Hollis Dunlap


Hollis Dunlap
Hollis Dunlap was born in northeastern Vermont in 1977. From a young age he has been interested in painting and drawing, inventing imaginary figures, landscapes, and other compositions in whatever media was available. When he reached the age of fourteen he began using oil paints, at first experimenting with still life. Encouraged by his high school art teacher, he began taking private oil painting lessons, studying the figure as well as painting landscapes on-site. During these years he augmented his school art classes with after-school figure drawing programs, developing his familiarity with the human form. At the same time he began to study the old masters extensively, copying many master drawings and paintings in an attempt to absorb some of the spirit of their work, as well as more specific technical lessons to be gained from these artists. His goal was to attempt to combine classical drawing in the style of Michelangelo with the subtle color and lighting of painters like Vermeer. After graduating from high school he went on to study at the Lyme Academy College of Fine Arts, where he received extensive training in drawing and painting the human figure from life, as well as painting hundreds of landscapes on site over the course of four years. During his time at the Academy he received several noteworthy awards including winning the National Arts Club Student Show first prize for two consecutive years. Upon graduation he received the Stobart Fellowship, a grant to paint for a year and hold a solo show at the end of that time. Mr. Dunlap has a great appreciation for highly realist painting and sculpture, as well as a love of the open-air landscape painting. He enjoys the challenge of accurate drawing, as well as the beautiful transparent qualities of oil paint and spontaneous brushwork. He has been influenced by many different painters and techniques, and the qualities of color, drawing, and surface in his paintings reflect artists from Velasquez, to Edward Hopper, to Diebenkorn. In some cases the paintings can be smooth with the brush marks hidden. Other works emphasize the plastic qualities of oil paint, showing the brush marks as a contrast to the realism of the image. In terms of design and brushwork the paintings can be viewed as abstract images, collections of colors and shapes that when put together happen to look like a realist image. Paint application is extremely important, and subtlety of color harmony is studied with careful attention to detail. In addition, the painting process and revisions add to the tactile qualities of the work, creating a painting surface with contrasting areas of thick and thinly applied paint.
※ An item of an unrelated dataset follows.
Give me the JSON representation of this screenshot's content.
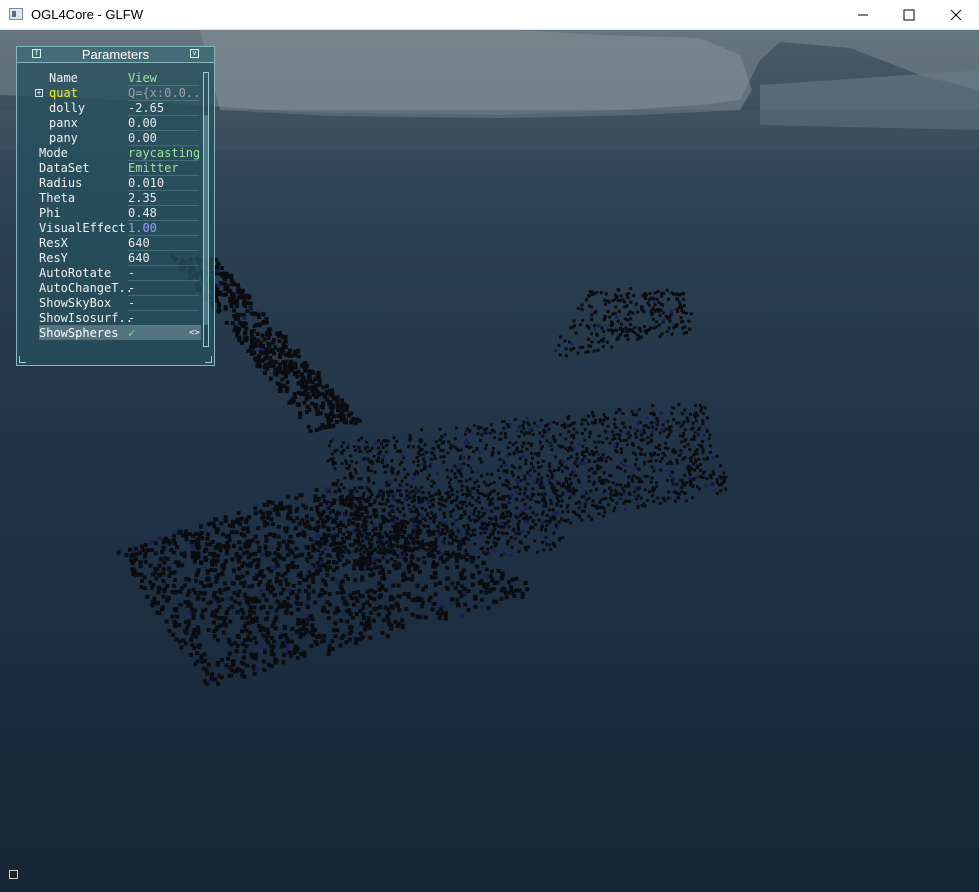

Over the past few years Mr. Dunlap has had several one person shows in New York and Boston, and has taught painting and drawing in several locations on the east coast, including the Lyme Art Association, Mystic Arts Center, and Lyme Academy College of Fine Arts. He currently maintains a studio in Eastern Connecticut.